III.—SYNTAX OF THE
whether personal or
relative, must agree in
gender, number, and person
with the nouns for which they stand, but not (necessarily) in case.
Thus we say: “I have lost my umbrella: it was standing in the corner.”
(i) Here it
neuter, singular, and third person, because
umbrella is neuter, singular,
and third person.
is in the objective case governed by have lost;
is in the nominative, because it is the subject to its own verb was standing.
whether personal or
relative, take their case
from the sentence
in which they stand.
Thus we say: “The sailor whom we met on the beach is ill.” Here sailor is in the
nominative, and whom,
its pronoun, in the objective.
(i) Whom is in the objective, because it is
governed by the verb met
in its own sentence. ‘“The sailor is ill” is
one sentence.’ “Him (whom = and
him) we met” is a second
(ii) The relative may be governed by a
preposition, as “The man on whom I relied has not disappointed me.”
RULE XXIII.— Who, whom, and
whose are used only of rational
of irrational; that may stand for nouns of any kind.
(i) In poetry,
whose may be used for of which. Thus Wordsworth, in the ‘Laodamia,’ has—
“In worlds whose course is equable and pure.”
RULE XXIV.—The possessive pronouns
mine, thine, ours, yours,
theirs can only be used
or, if used as a subject,
cannot have a noun with them.
Thus we say: “This is mine.” “Mine is
larger than yours.” But mine
are used for my
before a noun in poetry and impassioned prose: “Who knoweth the power of thine
RULE XXV.—After such, same, so much, so great, etc., the relative employed is not
Thus Milton has—
“Tears such as
(i) Shakespeare uses as
even after that—
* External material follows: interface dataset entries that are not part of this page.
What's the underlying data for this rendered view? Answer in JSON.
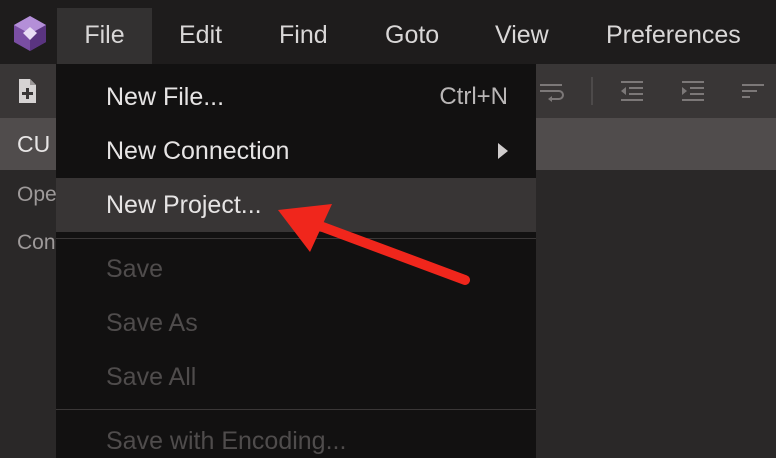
{
  "menubar": {
    "items": [
      {
        "label": "File"
      },
      {
        "label": "Edit"
      },
      {
        "label": "Find"
      },
      {
        "label": "Goto"
      },
      {
        "label": "View"
      },
      {
        "label": "Preferences"
      }
    ]
  },
  "panel": {
    "header_title": "CU",
    "rows": [
      {
        "label": "Ope"
      },
      {
        "label": "Con"
      }
    ]
  },
  "file_menu": {
    "new_file": {
      "label": "New File...",
      "shortcut": "Ctrl+N"
    },
    "new_connection": {
      "label": "New Connection"
    },
    "new_project": {
      "label": "New Project..."
    },
    "save": {
      "label": "Save"
    },
    "save_as": {
      "label": "Save As"
    },
    "save_all": {
      "label": "Save All"
    },
    "save_with_encoding": {
      "label": "Save with Encoding..."
    }
  },
  "colors": {
    "menubar_bg": "#1e1c1c",
    "dropdown_bg": "#121111",
    "hover_bg": "#383535",
    "annotation_arrow": "#f0261c",
    "logo_purple": "#8a5fb0"
  },
  "icons": [
    "app-logo-icon",
    "new-file-icon",
    "word-wrap-icon",
    "outdent-icon",
    "indent-icon",
    "sort-icon",
    "submenu-arrow-icon"
  ]
}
I was wont to have.”
This usage cannot now be employed.
Remarks on Exceptions.
1. The antecedent
to the relative may be
Thus we find, in Wordsworth’s “Ode to
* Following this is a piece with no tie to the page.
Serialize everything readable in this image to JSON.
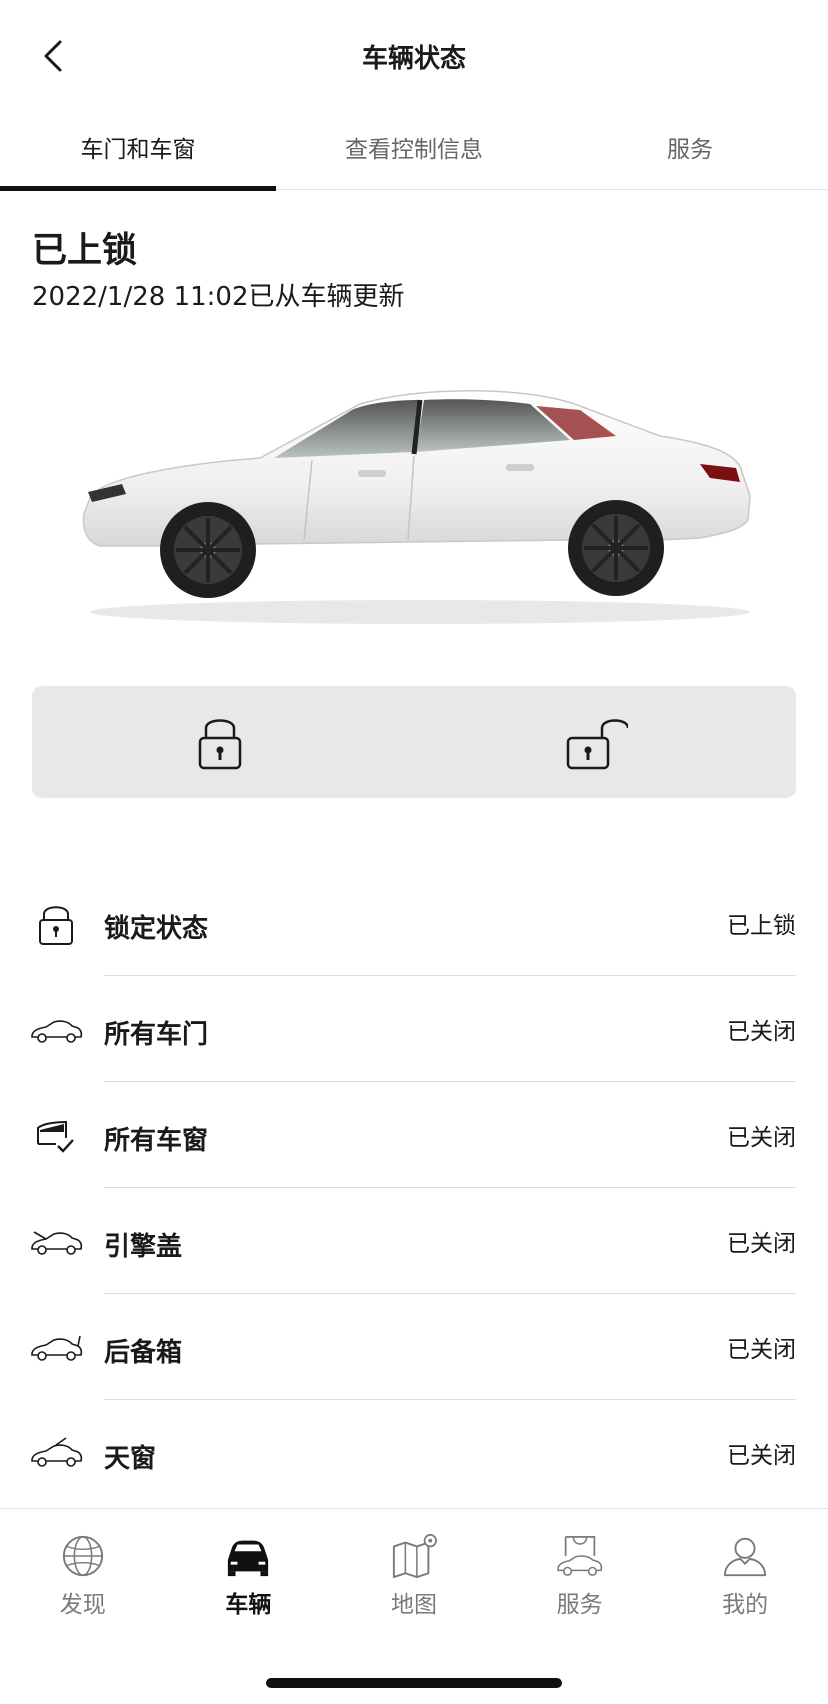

“There are ^ who ask not if thine eye
Be on them.”
And Shakespeare, in “Othello,”
“ ^ Who steals my purse, steals trash.”
And we have the well-known Greek
“ ^ Whom the gods love, die young
itself may be omitted.
(i) Thus Shelley has the line—
“Men must reap the things ^ they sow.”
(ii) And such phrases as, “Is this the
book ^ you wanted?” are very common.
3. The word but is often used for who + not.
It may hence be called the
Thus Scott has—
“There breathes not clansman of my line
(= who not) would have given his life for mine.”
4. The personal pronouns, when in the
dative or objective case, are generally without emphasis.
(i) If we say “Give me your hand,” the me
is unemphatic. If we say “Give me
your hand!” the me
has a stronger emphasis than the give,
and means me,
any other person.
(ii) Very ludicrous accidents sometimes
occur from the misplacing of the accent. Thus a careless reader once read: “And
he said, ‘Saddle me the ass;’ and they saddled him.”
Nelson’s famous signal, “England expects every man to do his duty,” was once
altered in emphasis with excellent effect. A midshipman on board one of H.M.’s
ships was very lazy, and inclined to allow others to do his work; and the
question went round the vessel: “Why is Mr So-and-so like England?” “Because he
expects every man to do his